— Dataset excerpts —

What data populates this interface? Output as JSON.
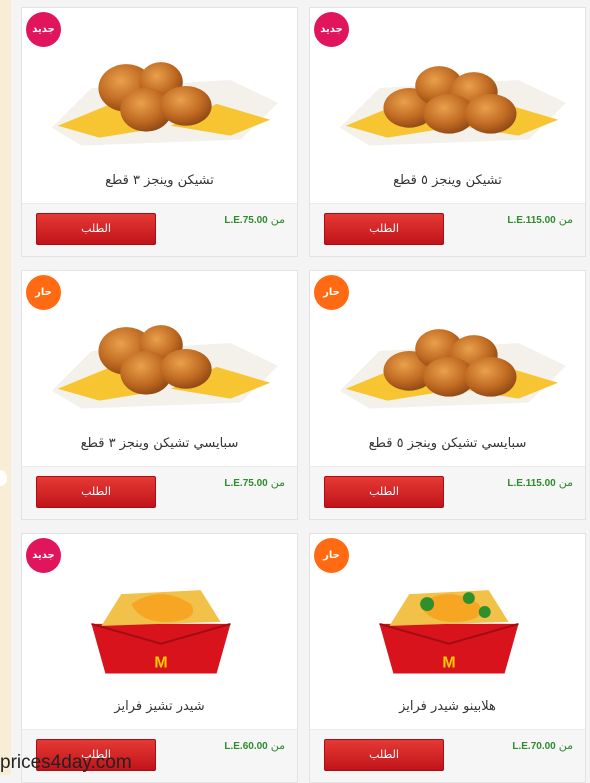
{
  "colors": {
    "new_badge": "#e0155c",
    "hot_badge": "#ff6a13",
    "price_green": "#2e8b2e",
    "button_red": "#d3181e"
  },
  "products": [
    {
      "name": "تشيكن وينجز ٥ قطع",
      "price": "L.E.115.00",
      "from": "من",
      "button": "الطلب",
      "badge": "جديد",
      "badge_type": "new",
      "image": "chicken-wings-5-pieces"
    },
    {
      "name": "تشيكن وينجز ٣ قطع",
      "price": "L.E.75.00",
      "from": "من",
      "button": "الطلب",
      "badge": "جديد",
      "badge_type": "new",
      "image": "chicken-wings-3-pieces"
    },
    {
      "name": "سبايسي تشيكن وينجز ٥ قطع",
      "price": "L.E.115.00",
      "from": "من",
      "button": "الطلب",
      "badge": "حار",
      "badge_type": "hot",
      "image": "spicy-wings-5-pieces"
    },
    {
      "name": "سبايسي تشيكن وينجز ٣ قطع",
      "price": "L.E.75.00",
      "from": "من",
      "button": "الطلب",
      "badge": "حار",
      "badge_type": "hot",
      "image": "spicy-wings-3-pieces"
    },
    {
      "name": "هلابينو شيدر فرايز",
      "price": "L.E.70.00",
      "from": "من",
      "button": "الطلب",
      "badge": "حار",
      "badge_type": "hot",
      "image": "jalapeno-cheddar-fries"
    },
    {
      "name": "شيدر تشيز فرايز",
      "price": "L.E.60.00",
      "from": "من",
      "button": "الطلب",
      "badge": "جديد",
      "badge_type": "new",
      "image": "cheddar-cheese-fries"
    }
  ],
  "watermark": "prices4day.com"
}
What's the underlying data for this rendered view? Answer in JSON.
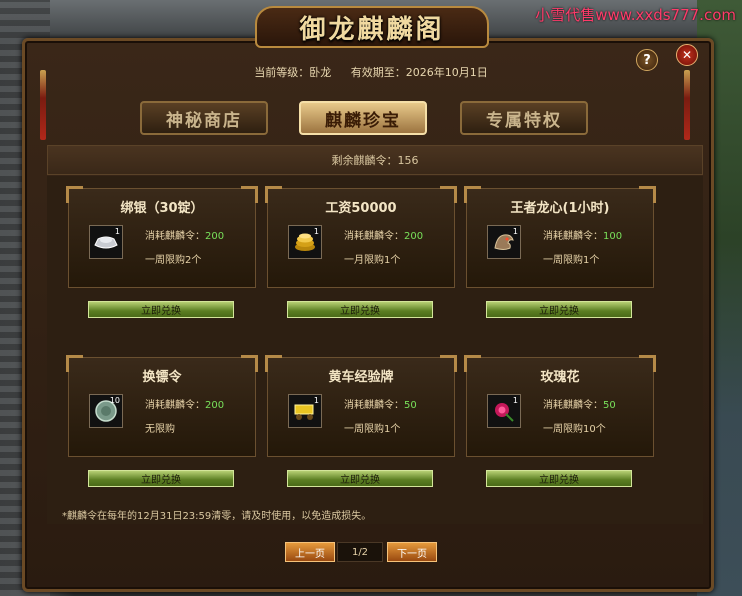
{
  "watermark": "小雪代售www.xxds777.com",
  "window": {
    "title": "御龙麒麟阁",
    "help_label": "?",
    "close_label": "✕"
  },
  "info": {
    "level_label": "当前等级：卧龙",
    "expiry_label": "有效期至：2026年10月1日"
  },
  "tabs": [
    {
      "label": "神秘商店",
      "active": false
    },
    {
      "label": "麒麟珍宝",
      "active": true
    },
    {
      "label": "专属特权",
      "active": false
    }
  ],
  "remaining": "剩余麒麟令：156",
  "items": [
    {
      "name": "绑银（30锭）",
      "icon": "silver-ingot-icon",
      "count": "1",
      "cost_label": "消耗麒麟令：",
      "cost": "200",
      "limit": "一周限购2个",
      "button": "立即兑换"
    },
    {
      "name": "工资50000",
      "icon": "gold-coins-icon",
      "count": "1",
      "cost_label": "消耗麒麟令：",
      "cost": "200",
      "limit": "一月限购1个",
      "button": "立即兑换"
    },
    {
      "name": "王者龙心(1小时)",
      "icon": "dragon-heart-icon",
      "count": "1",
      "cost_label": "消耗麒麟令：",
      "cost": "100",
      "limit": "一周限购1个",
      "button": "立即兑换"
    },
    {
      "name": "换镖令",
      "icon": "escort-token-icon",
      "count": "10",
      "cost_label": "消耗麒麟令：",
      "cost": "200",
      "limit": "无限购",
      "button": "立即兑换"
    },
    {
      "name": "黄车经验牌",
      "icon": "yellow-cart-icon",
      "count": "1",
      "cost_label": "消耗麒麟令：",
      "cost": "50",
      "limit": "一周限购1个",
      "button": "立即兑换"
    },
    {
      "name": "玫瑰花",
      "icon": "rose-icon",
      "count": "1",
      "cost_label": "消耗麒麟令：",
      "cost": "50",
      "limit": "一周限购10个",
      "button": "立即兑换"
    }
  ],
  "note": "*麒麟令在每年的12月31日23:59清零，请及时使用，以免造成损失。",
  "pagination": {
    "prev": "上一页",
    "page": "1/2",
    "next": "下一页"
  },
  "colors": {
    "cost_value": "#78e05a",
    "active_tab": "#e8c98a",
    "watermark": "#ff3b6a"
  }
}
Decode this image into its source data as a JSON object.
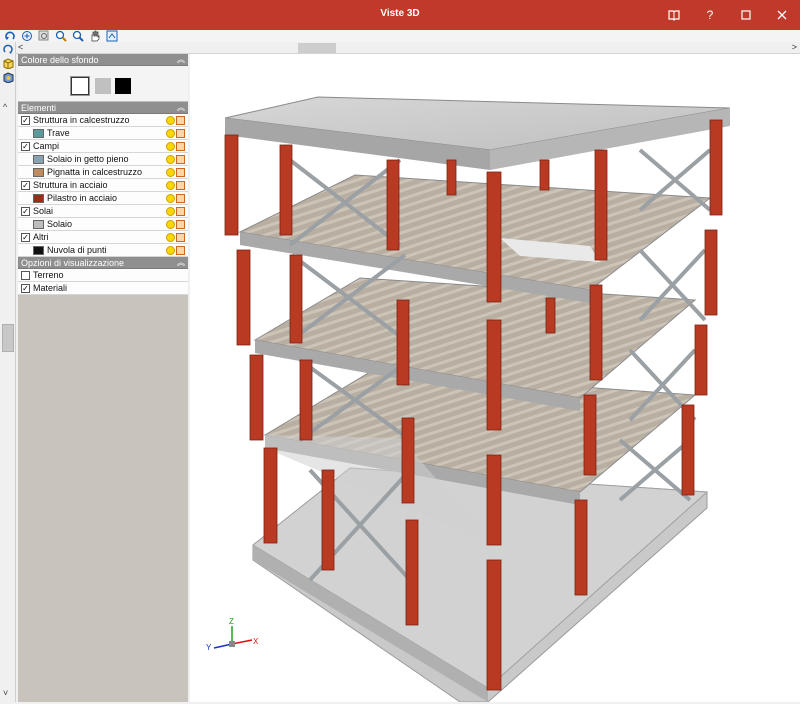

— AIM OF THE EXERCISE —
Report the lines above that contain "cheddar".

— OUTPUT OF THE EXERCISE —
      "image": "jalapeno-cheddar-fries"
      "image": "cheddar-cheese-fries"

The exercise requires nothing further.